Make an exact copy of all the data.

**Entries provided**:
----------------------------------------
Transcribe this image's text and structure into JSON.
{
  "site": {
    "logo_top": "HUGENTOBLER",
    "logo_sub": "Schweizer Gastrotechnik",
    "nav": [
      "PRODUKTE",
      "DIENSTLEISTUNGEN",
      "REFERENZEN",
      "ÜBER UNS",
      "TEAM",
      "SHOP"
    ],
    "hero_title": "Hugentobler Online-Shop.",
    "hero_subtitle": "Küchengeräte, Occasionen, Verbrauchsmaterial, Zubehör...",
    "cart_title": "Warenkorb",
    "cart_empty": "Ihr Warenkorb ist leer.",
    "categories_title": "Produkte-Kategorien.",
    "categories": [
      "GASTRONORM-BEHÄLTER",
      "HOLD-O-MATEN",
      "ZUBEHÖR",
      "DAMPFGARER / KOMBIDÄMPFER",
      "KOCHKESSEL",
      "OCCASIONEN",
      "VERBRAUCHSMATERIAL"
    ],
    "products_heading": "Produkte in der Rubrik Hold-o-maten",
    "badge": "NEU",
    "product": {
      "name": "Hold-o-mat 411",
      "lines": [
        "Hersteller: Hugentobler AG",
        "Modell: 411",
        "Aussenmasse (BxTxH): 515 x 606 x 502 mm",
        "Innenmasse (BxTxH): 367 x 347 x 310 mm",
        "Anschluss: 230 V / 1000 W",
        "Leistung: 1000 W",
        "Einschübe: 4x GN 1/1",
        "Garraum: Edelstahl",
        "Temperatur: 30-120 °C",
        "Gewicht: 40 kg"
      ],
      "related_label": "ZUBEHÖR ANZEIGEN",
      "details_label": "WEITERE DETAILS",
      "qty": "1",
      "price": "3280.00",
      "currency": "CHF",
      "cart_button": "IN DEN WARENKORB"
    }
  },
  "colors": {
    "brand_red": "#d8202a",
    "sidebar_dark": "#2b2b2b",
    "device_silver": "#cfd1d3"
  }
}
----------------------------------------
**Task response**:
Transcribe this image's text and structure into JSON.
{
  "site": {
    "logo_top": "HUGENTOBLER",
    "logo_sub": "Schweizer Gastrotechnik",
    "nav": [
      "PRODUKTE",
      "DIENSTLEISTUNGEN",
      "REFERENZEN",
      "ÜBER UNS",
      "TEAM",
      "SHOP"
    ],
    "hero_title": "Hugentobler Online-Shop.",
    "hero_subtitle": "Küchengeräte, Occasionen, Verbrauchsmaterial, Zubehör...",
    "cart_title": "Warenkorb",
    "cart_empty": "Ihr Warenkorb ist leer.",
    "categories_title": "Produkte-Kategorien.",
    "categories": [
      "GASTRONORM-BEHÄLTER",
      "HOLD-O-MATEN",
      "ZUBEHÖR",
      "DAMPFGARER / KOMBIDÄMPFER",
      "KOCHKESSEL",
      "OCCASIONEN",
      "VERBRAUCHSMATERIAL"
    ],
    "products_heading": "Produkte in der Rubrik Hold-o-maten",
    "badge": "NEU",
    "product": {
      "name": "Hold-o-mat 411",
      "lines": [
        "Hersteller: Hugentobler AG",
        "Modell: 411",
        "Aussenmasse (BxTxH): 515 x 606 x 502 mm",
        "Innenmasse (BxTxH): 367 x 347 x 310 mm",
        "Anschluss: 230 V / 1000 W",
        "Leistung: 1000 W",
        "Einschübe: 4x GN 1/1",
        "Garraum: Edelstahl",
        "Temperatur: 30-120 °C",
        "Gewicht: 40 kg"
      ],
      "related_label": "ZUBEHÖR ANZEIGEN",
      "details_label": "WEITERE DETAILS",
      "qty": "1",
      "price": "3280.00",
      "currency": "CHF",
      "cart_button": "IN DEN WARENKORB"
    }
  },
  "colors": {
    "brand_red": "#d8202a",
    "sidebar_dark": "#2b2b2b",
    "device_silver": "#cfd1d3"
  }
}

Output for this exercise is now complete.